Latest News from NPR

on:

NCPR is supported by:

 
Hourly Newscast
4 min., 45 sec.

Programs

Latest program rundown

Coming up:

Latest Features:
AP
April 25, 2014 | NPR · Some analysts say Russia would have to act soon, while its overall military readiness is fairly good. But despite strides in improving the military, Russia still has a shortage of combat-ready troops.
 
April 25, 2014 | NPR · Football players at Northwestern University are scheduled to vote Friday on whether to unionize. The outcome of the vote won't be revealed until an appeal by the university is heard.
 
April 25, 2014 | NPR · Steve Inskeep talks to Raza Rumi, editor of the Pakistani newspaper Friday Times, about the rise in attacks against journalists. Rumi fled Pakistan after surviving an assassination attempt last month.
 

Latest program rundown

Coming up:

Latest Features:
April 24, 2014 | NPR · Syria will likely meet an upcoming deadline to hand over its declared chemical weapons. But the agreement seems to have emboldened the Syrian regime to use other brutal tactics, including a chemical not covered by the deal.
 
April 24, 2014 | NPR · As diplomatic talks in Geneva have failed to resolve the three-year-old civil war in Syria, the U.S. is undertaking a new covert program to send weapons in support of rebel forces there.
 
April 24, 2014 | NPR · The Israeli government suspended peace talks with Palestinians, citing a unity agreement announced Wednesday by Palestinian leadership. The Israeli security cabinet came to the decision unanimously, angered by Palestinian President Mahmoud Abbas's decision to end a seven-year schism with the Hamas movement.
 

Latest Saturday rundown




WE Saturday Feature

April 19, 2014 | NPR · The search continues for hundreds of people, mostly students, who were on board a South Korean ferry when it sank this week. Correspondent Anthony Kuhn shares the latest with NPR's Wade Goodwyn.
 

Latest Sunday rundown


WE Sunday Feature

April 20, 2014 | NPR · Monday is the 2014 Boston Marathon. Security will be tight, and this year's race will be an emotional event that will be about more than who wins.
 

Latest program rundown
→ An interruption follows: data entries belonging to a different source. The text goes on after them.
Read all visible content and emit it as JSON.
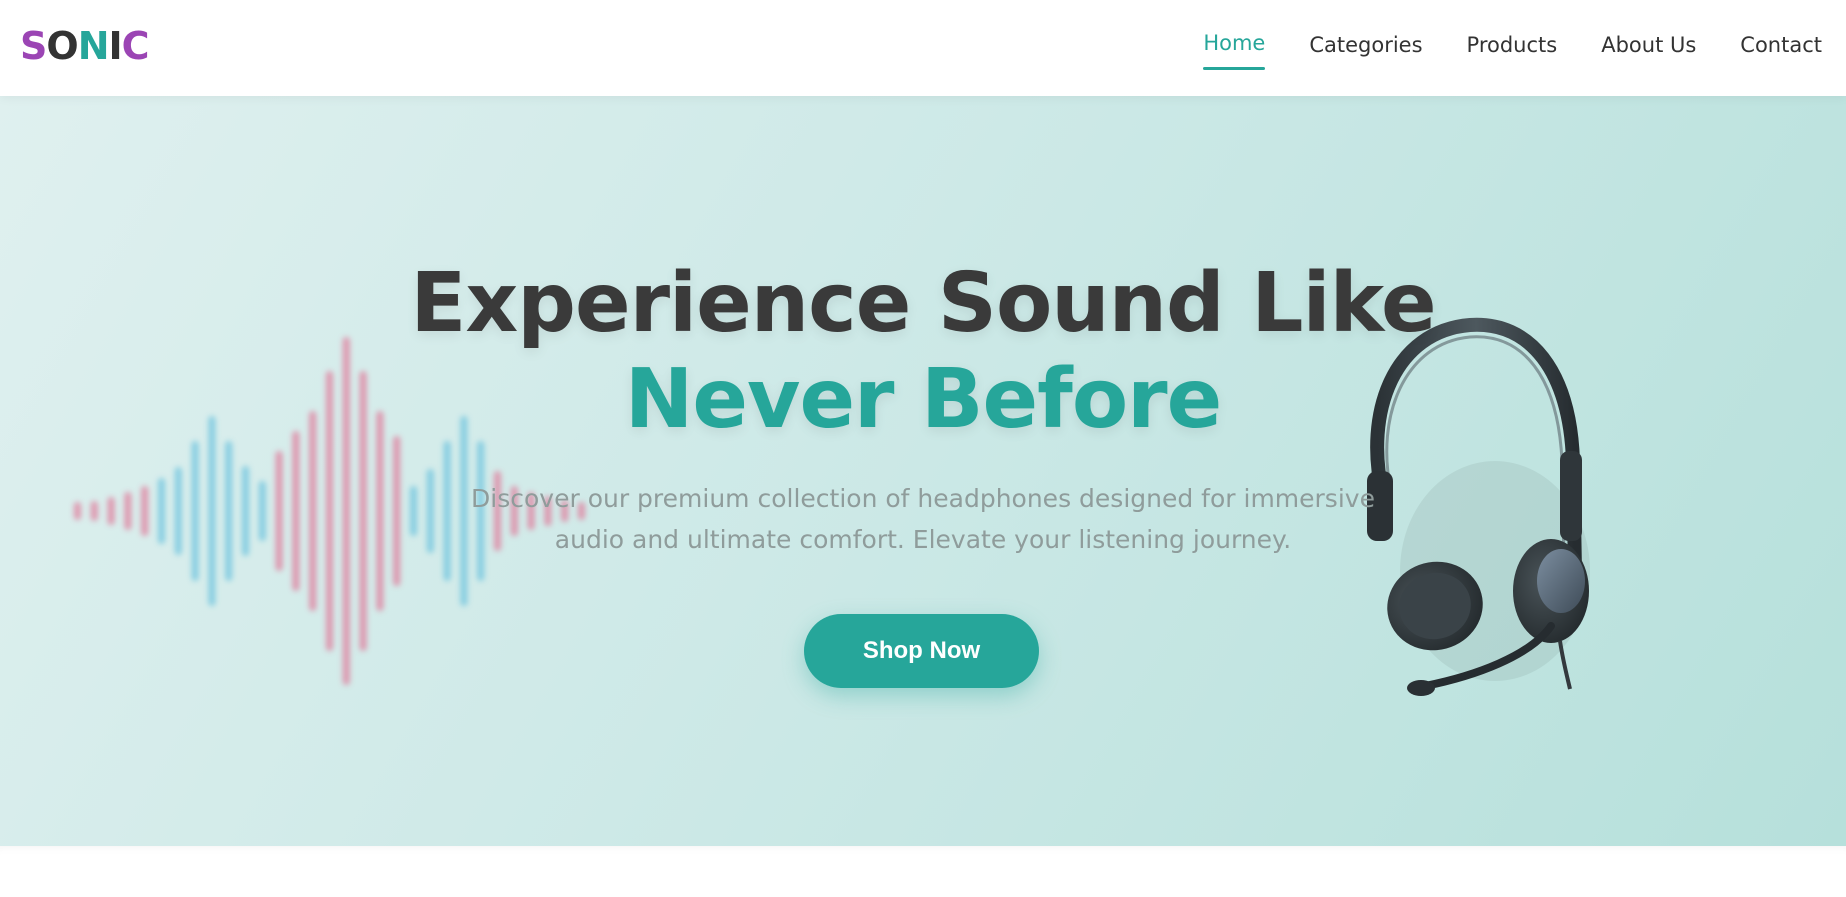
{
  "logo": {
    "letters": [
      "S",
      "O",
      "N",
      "I",
      "C"
    ],
    "colors": [
      "#9b45b4",
      "#333333",
      "#26a69a",
      "#333333",
      "#9b45b4"
    ]
  },
  "nav": {
    "items": [
      {
        "label": "Home",
        "active": true
      },
      {
        "label": "Categories",
        "active": false
      },
      {
        "label": "Products",
        "active": false
      },
      {
        "label": "About Us",
        "active": false
      },
      {
        "label": "Contact",
        "active": false
      }
    ]
  },
  "hero": {
    "title_line1": "Experience Sound Like",
    "title_line2": "Never Before",
    "subtitle": "Discover our premium collection of headphones designed for immersive audio and ultimate comfort. Elevate your listening journey.",
    "cta_label": "Shop Now",
    "images": {
      "left": "soundwave-graphic",
      "right": "headset-with-microphone"
    }
  },
  "colors": {
    "accent": "#26a69a",
    "brand_purple": "#9b45b4",
    "text_dark": "#3a3a3a",
    "wave_pink": "#e07a9a",
    "wave_blue": "#6cc3de"
  }
}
Coming up:

Jared Diamond

Dec 10, 2013 — Whatever happened on Easter Island, it wasn't good. Polynesians landed there, farmed, thrived, built their famous statues, and then things went very bad, very fast. Sixteen million trees vanished. What happened? Was this a case of ecological collapse? Not exactly, say two anthropologists. It was, arguably, worse than that.
Comments |
Oct 28, 2013 — In softcover fiction, Tracy Chevalier follows an English Quaker across the Atlantic, Herman Koch serves a meal with a hefty helping of unease and Peter Sis brings an ancient flock of birds into the 21st century. In nonfiction, Jared Diamond mines lessons from traditional societies.
Comments |
Jan 17, 2013 — In his new book, Jared Diamond explores how hunters and gatherers, herders and farmers live in small-scale societies — and urges the rest of us to learn from their practices. Commentator Barbara J. King ponders why the book is making her tribe — anthropologists — so mad.
Comments |
Jan 10, 2013 — In his new book, Jared Diamond describes how readily people in small-scale societies learn to speak many distinct languages. After reading Diamond's book, commentator Barbara J. King takes time to consider what we in the U.S. may lose in a sea of monolingualism.
Comments |
Dec 31, 2012 — In his new book, The World Until Yesterday, Jared Diamond argues that traditional societies have much to teach the modern world about different ways to eat and stay fit, and how to raise children and resolve conflicts.
Launch in player | Comments |
Sep 8, 2011 — Many colleges have adopted a "common reads" program, where freshmen read the same book during the summer and then discuss it when they get to campus. Jared Diamond, author of the popular common read Guns, Germs, and Steel, talks about what his book can offer young readers.
Launch in player | Comments |
Jun 12, 2005 — The head of character animation at DreamWorks, Rex Grignon, tells us what he's reading. Grignon worked on Shrek, DreamWorks' first film Antz, and on the new comedy Madagascar. His book choices are usually not job-related.
Launch in player | Comments |
Jan 10, 2005 — Pulitzer Prize-winning author Jared Diamond discusses his new book Collapse. The book discusses why some great societies in history succeeded while others failed, and what 21st century America could learn from them. Hear Diamond and NPR's Steve Inskeep.
Launch in player | Comments |
more Jared Diamond from NPR